WHAT IS BEING ASKED: Your task is to retype every entry exactly while omitting the pictures.

────────────────────

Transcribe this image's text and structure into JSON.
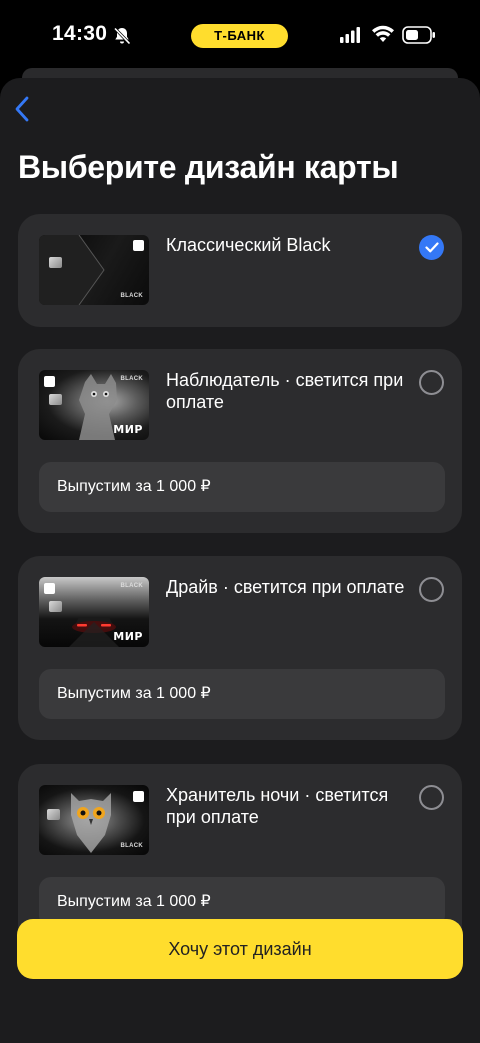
{
  "status_bar": {
    "time": "14:30",
    "carrier_badge": "Т-БАНК",
    "icons": [
      "bell-slash-icon",
      "signal-icon",
      "wifi-icon",
      "battery-icon"
    ]
  },
  "header": {
    "back_icon": "chevron-left-icon",
    "title": "Выберите дизайн карты"
  },
  "options": [
    {
      "name": "Классический Black",
      "selected": true,
      "price": ""
    },
    {
      "name": "Наблюдатель · светится при оплате",
      "selected": false,
      "price": "Выпустим за 1 000 ₽"
    },
    {
      "name": "Драйв · светится при оплате",
      "selected": false,
      "price": "Выпустим за 1 000 ₽"
    },
    {
      "name": "Хранитель ночи · светится при оплате",
      "selected": false,
      "price": "Выпустим за 1 000 ₽"
    }
  ],
  "card_labels": {
    "brand": "BLACK",
    "payment_system": "МИР"
  },
  "cta": {
    "label": "Хочу этот дизайн"
  },
  "colors": {
    "accent_yellow": "#FFDD2D",
    "selected_blue": "#3478F6",
    "card_bg": "#2c2c2e",
    "sheet_bg": "#1c1c1e"
  }
}
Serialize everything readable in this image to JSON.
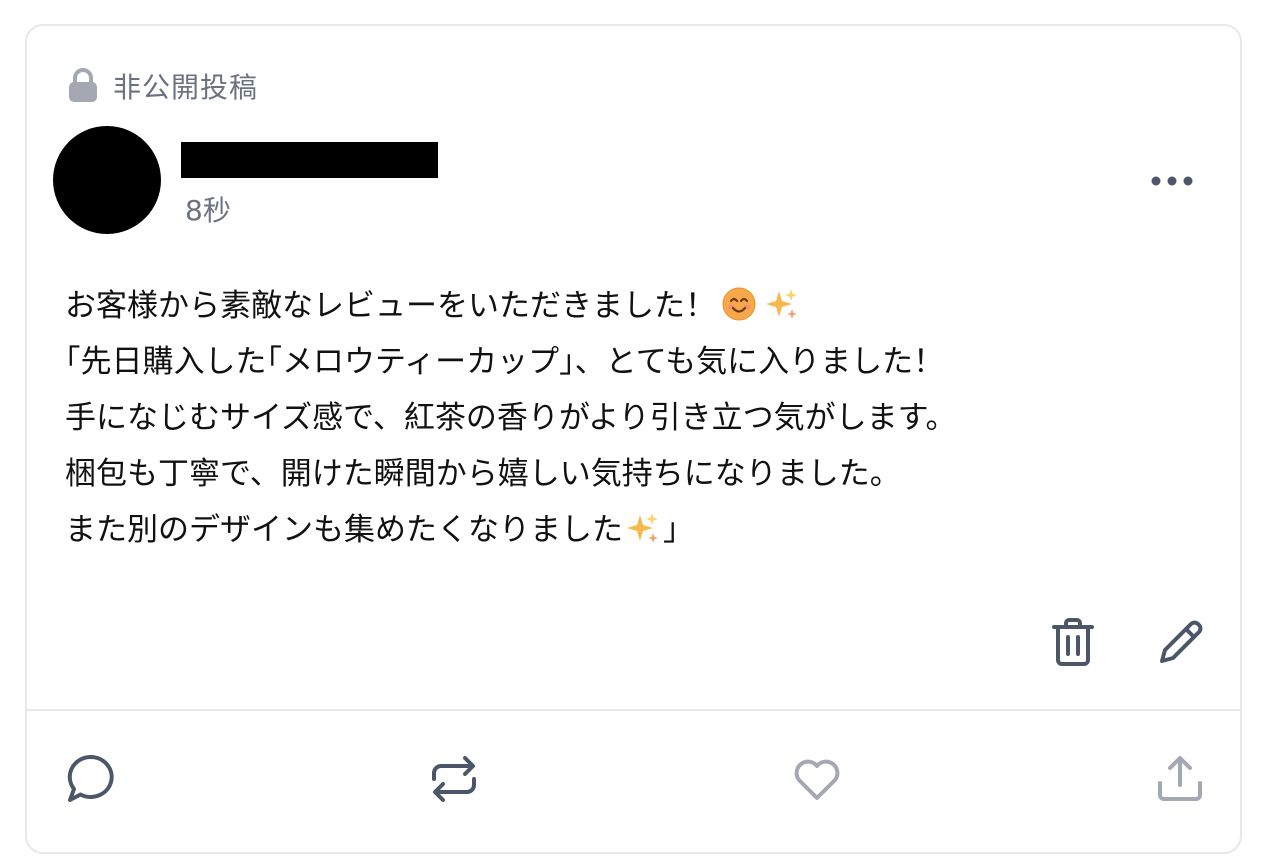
{
  "header": {
    "visibility_label": "非公開投稿",
    "visibility_icon": "lock-icon"
  },
  "author": {
    "name": "",
    "avatar_color": "#000000",
    "timestamp": "8秒"
  },
  "post": {
    "lines": [
      {
        "text": "お客様から素敵なレビューをいただきました！",
        "trailing_emoji": [
          "smiling-face-emoji",
          "sparkles-emoji"
        ]
      },
      {
        "text": "｢先日購入した｢メロウティーカップ｣、とても気に入りました！"
      },
      {
        "text": "手になじむサイズ感で、紅茶の香りがより引き立つ気がします。"
      },
      {
        "text": "梱包も丁寧で、開けた瞬間から嬉しい気持ちになりました。"
      },
      {
        "text_before": "また別のデザインも集めたくなりました",
        "inline_emoji": "sparkles-emoji",
        "text_after": "｣"
      }
    ]
  },
  "owner_actions": {
    "delete_icon": "trash-icon",
    "edit_icon": "pencil-icon"
  },
  "action_bar": {
    "reply_icon": "comment-icon",
    "repost_icon": "repost-icon",
    "like_icon": "heart-icon",
    "share_icon": "share-icon"
  },
  "colors": {
    "border": "#e6e8eb",
    "muted_text": "#6b7280",
    "icon_dark": "#4b5768",
    "icon_light": "#a3a8b3"
  }
}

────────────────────

WRITTEN RESPONSE:
Transcribe this image's text and structure into JSON.
{
  "status_bar": {
    "time": "14:30",
    "carrier_badge": "Т-БАНК",
    "icons": [
      "bell-slash-icon",
      "signal-icon",
      "wifi-icon",
      "battery-icon"
    ]
  },
  "header": {
    "back_icon": "chevron-left-icon",
    "title": "Выберите дизайн карты"
  },
  "options": [
    {
      "name": "Классический Black",
      "selected": true,
      "price": ""
    },
    {
      "name": "Наблюдатель · светится при оплате",
      "selected": false,
      "price": "Выпустим за 1 000 ₽"
    },
    {
      "name": "Драйв · светится при оплате",
      "selected": false,
      "price": "Выпустим за 1 000 ₽"
    },
    {
      "name": "Хранитель ночи · светится при оплате",
      "selected": false,
      "price": "Выпустим за 1 000 ₽"
    }
  ],
  "card_labels": {
    "brand": "BLACK",
    "payment_system": "МИР"
  },
  "cta": {
    "label": "Хочу этот дизайн"
  },
  "colors": {
    "accent_yellow": "#FFDD2D",
    "selected_blue": "#3478F6",
    "card_bg": "#2c2c2e",
    "sheet_bg": "#1c1c1e"
  }
}
Serialize everything readable in this image to JSON.
{
  "header": {
    "visibility_label": "非公開投稿",
    "visibility_icon": "lock-icon"
  },
  "author": {
    "name": "",
    "avatar_color": "#000000",
    "timestamp": "8秒"
  },
  "post": {
    "lines": [
      {
        "text": "お客様から素敵なレビューをいただきました！",
        "trailing_emoji": [
          "smiling-face-emoji",
          "sparkles-emoji"
        ]
      },
      {
        "text": "｢先日購入した｢メロウティーカップ｣、とても気に入りました！"
      },
      {
        "text": "手になじむサイズ感で、紅茶の香りがより引き立つ気がします。"
      },
      {
        "text": "梱包も丁寧で、開けた瞬間から嬉しい気持ちになりました。"
      },
      {
        "text_before": "また別のデザインも集めたくなりました",
        "inline_emoji": "sparkles-emoji",
        "text_after": "｣"
      }
    ]
  },
  "owner_actions": {
    "delete_icon": "trash-icon",
    "edit_icon": "pencil-icon"
  },
  "action_bar": {
    "reply_icon": "comment-icon",
    "repost_icon": "repost-icon",
    "like_icon": "heart-icon",
    "share_icon": "share-icon"
  },
  "colors": {
    "border": "#e6e8eb",
    "muted_text": "#6b7280",
    "icon_dark": "#4b5768",
    "icon_light": "#a3a8b3"
  }
}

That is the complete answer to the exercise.